» **Problem to work on**: Write out the data below in full. Keep it exact.

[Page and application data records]
□ □ □ □ □ □ □
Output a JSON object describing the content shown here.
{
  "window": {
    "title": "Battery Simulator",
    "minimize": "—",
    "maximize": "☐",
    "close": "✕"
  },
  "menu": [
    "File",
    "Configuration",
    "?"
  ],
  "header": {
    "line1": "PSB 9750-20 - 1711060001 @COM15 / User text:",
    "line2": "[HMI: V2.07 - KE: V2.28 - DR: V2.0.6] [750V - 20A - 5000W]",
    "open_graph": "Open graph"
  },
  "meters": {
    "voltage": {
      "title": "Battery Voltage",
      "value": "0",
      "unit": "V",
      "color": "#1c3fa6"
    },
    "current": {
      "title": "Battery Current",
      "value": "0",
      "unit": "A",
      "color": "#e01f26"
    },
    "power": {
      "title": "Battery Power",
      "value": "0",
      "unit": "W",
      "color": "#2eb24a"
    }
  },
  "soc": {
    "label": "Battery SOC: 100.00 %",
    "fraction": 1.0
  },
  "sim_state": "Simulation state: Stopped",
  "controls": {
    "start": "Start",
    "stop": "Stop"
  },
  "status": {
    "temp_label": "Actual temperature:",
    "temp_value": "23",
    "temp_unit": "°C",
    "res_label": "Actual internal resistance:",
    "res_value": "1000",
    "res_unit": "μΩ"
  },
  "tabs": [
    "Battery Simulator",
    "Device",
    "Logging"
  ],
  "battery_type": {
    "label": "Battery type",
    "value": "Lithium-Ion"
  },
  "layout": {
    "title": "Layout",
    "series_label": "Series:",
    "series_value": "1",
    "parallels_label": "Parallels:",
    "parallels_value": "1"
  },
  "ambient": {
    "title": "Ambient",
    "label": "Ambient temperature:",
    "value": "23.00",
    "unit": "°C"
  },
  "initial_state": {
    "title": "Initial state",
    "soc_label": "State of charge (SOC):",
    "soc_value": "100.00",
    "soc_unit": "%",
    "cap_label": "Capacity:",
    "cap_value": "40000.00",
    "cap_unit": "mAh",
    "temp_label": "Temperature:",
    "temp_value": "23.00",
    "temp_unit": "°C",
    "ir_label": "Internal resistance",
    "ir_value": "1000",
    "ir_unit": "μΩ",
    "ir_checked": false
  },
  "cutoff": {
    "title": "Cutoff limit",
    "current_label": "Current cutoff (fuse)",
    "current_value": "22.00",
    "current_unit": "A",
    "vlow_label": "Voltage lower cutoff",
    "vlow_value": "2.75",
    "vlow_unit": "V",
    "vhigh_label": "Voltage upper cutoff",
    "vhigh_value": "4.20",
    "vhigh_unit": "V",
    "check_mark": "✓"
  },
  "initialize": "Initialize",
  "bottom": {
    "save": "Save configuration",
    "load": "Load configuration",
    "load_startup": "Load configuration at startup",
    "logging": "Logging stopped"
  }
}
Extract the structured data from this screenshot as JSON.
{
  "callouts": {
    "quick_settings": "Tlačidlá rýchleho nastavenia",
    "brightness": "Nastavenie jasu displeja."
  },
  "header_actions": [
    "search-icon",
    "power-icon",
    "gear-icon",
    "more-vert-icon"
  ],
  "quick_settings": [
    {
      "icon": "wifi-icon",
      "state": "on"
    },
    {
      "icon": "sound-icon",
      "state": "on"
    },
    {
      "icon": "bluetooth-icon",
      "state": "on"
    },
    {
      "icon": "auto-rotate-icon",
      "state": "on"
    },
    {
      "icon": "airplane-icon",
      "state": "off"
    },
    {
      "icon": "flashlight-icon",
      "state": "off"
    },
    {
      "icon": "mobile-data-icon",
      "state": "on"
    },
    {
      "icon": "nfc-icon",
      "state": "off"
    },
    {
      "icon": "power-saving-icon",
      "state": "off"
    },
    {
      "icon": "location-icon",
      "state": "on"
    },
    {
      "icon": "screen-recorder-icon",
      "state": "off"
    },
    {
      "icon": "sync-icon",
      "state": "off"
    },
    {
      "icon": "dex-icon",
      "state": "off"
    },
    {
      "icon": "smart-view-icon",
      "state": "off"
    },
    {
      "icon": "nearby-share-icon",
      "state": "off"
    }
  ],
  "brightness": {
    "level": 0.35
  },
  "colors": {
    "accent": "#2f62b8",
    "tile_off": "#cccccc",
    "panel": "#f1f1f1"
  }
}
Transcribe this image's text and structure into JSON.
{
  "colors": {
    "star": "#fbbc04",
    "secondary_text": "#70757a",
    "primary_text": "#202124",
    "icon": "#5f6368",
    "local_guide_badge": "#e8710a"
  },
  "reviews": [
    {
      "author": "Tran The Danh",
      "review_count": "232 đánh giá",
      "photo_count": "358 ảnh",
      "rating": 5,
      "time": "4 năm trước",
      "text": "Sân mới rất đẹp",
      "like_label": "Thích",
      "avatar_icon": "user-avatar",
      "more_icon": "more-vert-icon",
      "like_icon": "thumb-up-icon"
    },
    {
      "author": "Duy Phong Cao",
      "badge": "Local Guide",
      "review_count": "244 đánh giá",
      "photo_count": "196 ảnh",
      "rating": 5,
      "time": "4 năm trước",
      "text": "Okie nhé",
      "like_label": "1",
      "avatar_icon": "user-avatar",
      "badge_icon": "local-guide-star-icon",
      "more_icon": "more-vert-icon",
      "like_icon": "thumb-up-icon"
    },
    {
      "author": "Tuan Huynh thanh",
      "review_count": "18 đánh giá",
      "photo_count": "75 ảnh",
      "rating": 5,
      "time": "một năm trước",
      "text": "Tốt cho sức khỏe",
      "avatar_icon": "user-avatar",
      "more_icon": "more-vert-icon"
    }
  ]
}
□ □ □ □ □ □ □
» **Solution for this task**:
Output a JSON object describing the content shown here.
{
  "window": {
    "title": "Battery Simulator",
    "minimize": "—",
    "maximize": "☐",
    "close": "✕"
  },
  "menu": [
    "File",
    "Configuration",
    "?"
  ],
  "header": {
    "line1": "PSB 9750-20 - 1711060001 @COM15 / User text:",
    "line2": "[HMI: V2.07 - KE: V2.28 - DR: V2.0.6] [750V - 20A - 5000W]",
    "open_graph": "Open graph"
  },
  "meters": {
    "voltage": {
      "title": "Battery Voltage",
      "value": "0",
      "unit": "V",
      "color": "#1c3fa6"
    },
    "current": {
      "title": "Battery Current",
      "value": "0",
      "unit": "A",
      "color": "#e01f26"
    },
    "power": {
      "title": "Battery Power",
      "value": "0",
      "unit": "W",
      "color": "#2eb24a"
    }
  },
  "soc": {
    "label": "Battery SOC: 100.00 %",
    "fraction": 1.0
  },
  "sim_state": "Simulation state: Stopped",
  "controls": {
    "start": "Start",
    "stop": "Stop"
  },
  "status": {
    "temp_label": "Actual temperature:",
    "temp_value": "23",
    "temp_unit": "°C",
    "res_label": "Actual internal resistance:",
    "res_value": "1000",
    "res_unit": "μΩ"
  },
  "tabs": [
    "Battery Simulator",
    "Device",
    "Logging"
  ],
  "battery_type": {
    "label": "Battery type",
    "value": "Lithium-Ion"
  },
  "layout": {
    "title": "Layout",
    "series_label": "Series:",
    "series_value": "1",
    "parallels_label": "Parallels:",
    "parallels_value": "1"
  },
  "ambient": {
    "title": "Ambient",
    "label": "Ambient temperature:",
    "value": "23.00",
    "unit": "°C"
  },
  "initial_state": {
    "title": "Initial state",
    "soc_label": "State of charge (SOC):",
    "soc_value": "100.00",
    "soc_unit": "%",
    "cap_label": "Capacity:",
    "cap_value": "40000.00",
    "cap_unit": "mAh",
    "temp_label": "Temperature:",
    "temp_value": "23.00",
    "temp_unit": "°C",
    "ir_label": "Internal resistance",
    "ir_value": "1000",
    "ir_unit": "μΩ",
    "ir_checked": false
  },
  "cutoff": {
    "title": "Cutoff limit",
    "current_label": "Current cutoff (fuse)",
    "current_value": "22.00",
    "current_unit": "A",
    "vlow_label": "Voltage lower cutoff",
    "vlow_value": "2.75",
    "vlow_unit": "V",
    "vhigh_label": "Voltage upper cutoff",
    "vhigh_value": "4.20",
    "vhigh_unit": "V",
    "check_mark": "✓"
  },
  "initialize": "Initialize",
  "bottom": {
    "save": "Save configuration",
    "load": "Load configuration",
    "load_startup": "Load configuration at startup",
    "logging": "Logging stopped"
  }
}
Extract the structured data from this screenshot as JSON.
{
  "callouts": {
    "quick_settings": "Tlačidlá rýchleho nastavenia",
    "brightness": "Nastavenie jasu displeja."
  },
  "header_actions": [
    "search-icon",
    "power-icon",
    "gear-icon",
    "more-vert-icon"
  ],
  "quick_settings": [
    {
      "icon": "wifi-icon",
      "state": "on"
    },
    {
      "icon": "sound-icon",
      "state": "on"
    },
    {
      "icon": "bluetooth-icon",
      "state": "on"
    },
    {
      "icon": "auto-rotate-icon",
      "state": "on"
    },
    {
      "icon": "airplane-icon",
      "state": "off"
    },
    {
      "icon": "flashlight-icon",
      "state": "off"
    },
    {
      "icon": "mobile-data-icon",
      "state": "on"
    },
    {
      "icon": "nfc-icon",
      "state": "off"
    },
    {
      "icon": "power-saving-icon",
      "state": "off"
    },
    {
      "icon": "location-icon",
      "state": "on"
    },
    {
      "icon": "screen-recorder-icon",
      "state": "off"
    },
    {
      "icon": "sync-icon",
      "state": "off"
    },
    {
      "icon": "dex-icon",
      "state": "off"
    },
    {
      "icon": "smart-view-icon",
      "state": "off"
    },
    {
      "icon": "nearby-share-icon",
      "state": "off"
    }
  ],
  "brightness": {
    "level": 0.35
  },
  "colors": {
    "accent": "#2f62b8",
    "tile_off": "#cccccc",
    "panel": "#f1f1f1"
  }
}
Transcribe this image's text and structure into JSON.
{
  "colors": {
    "star": "#fbbc04",
    "secondary_text": "#70757a",
    "primary_text": "#202124",
    "icon": "#5f6368",
    "local_guide_badge": "#e8710a"
  },
  "reviews": [
    {
      "author": "Tran The Danh",
      "review_count": "232 đánh giá",
      "photo_count": "358 ảnh",
      "rating": 5,
      "time": "4 năm trước",
      "text": "Sân mới rất đẹp",
      "like_label": "Thích",
      "avatar_icon": "user-avatar",
      "more_icon": "more-vert-icon",
      "like_icon": "thumb-up-icon"
    },
    {
      "author": "Duy Phong Cao",
      "badge": "Local Guide",
      "review_count": "244 đánh giá",
      "photo_count": "196 ảnh",
      "rating": 5,
      "time": "4 năm trước",
      "text": "Okie nhé",
      "like_label": "1",
      "avatar_icon": "user-avatar",
      "badge_icon": "local-guide-star-icon",
      "more_icon": "more-vert-icon",
      "like_icon": "thumb-up-icon"
    },
    {
      "author": "Tuan Huynh thanh",
      "review_count": "18 đánh giá",
      "photo_count": "75 ảnh",
      "rating": 5,
      "time": "một năm trước",
      "text": "Tốt cho sức khỏe",
      "avatar_icon": "user-avatar",
      "more_icon": "more-vert-icon"
    }
  ]
}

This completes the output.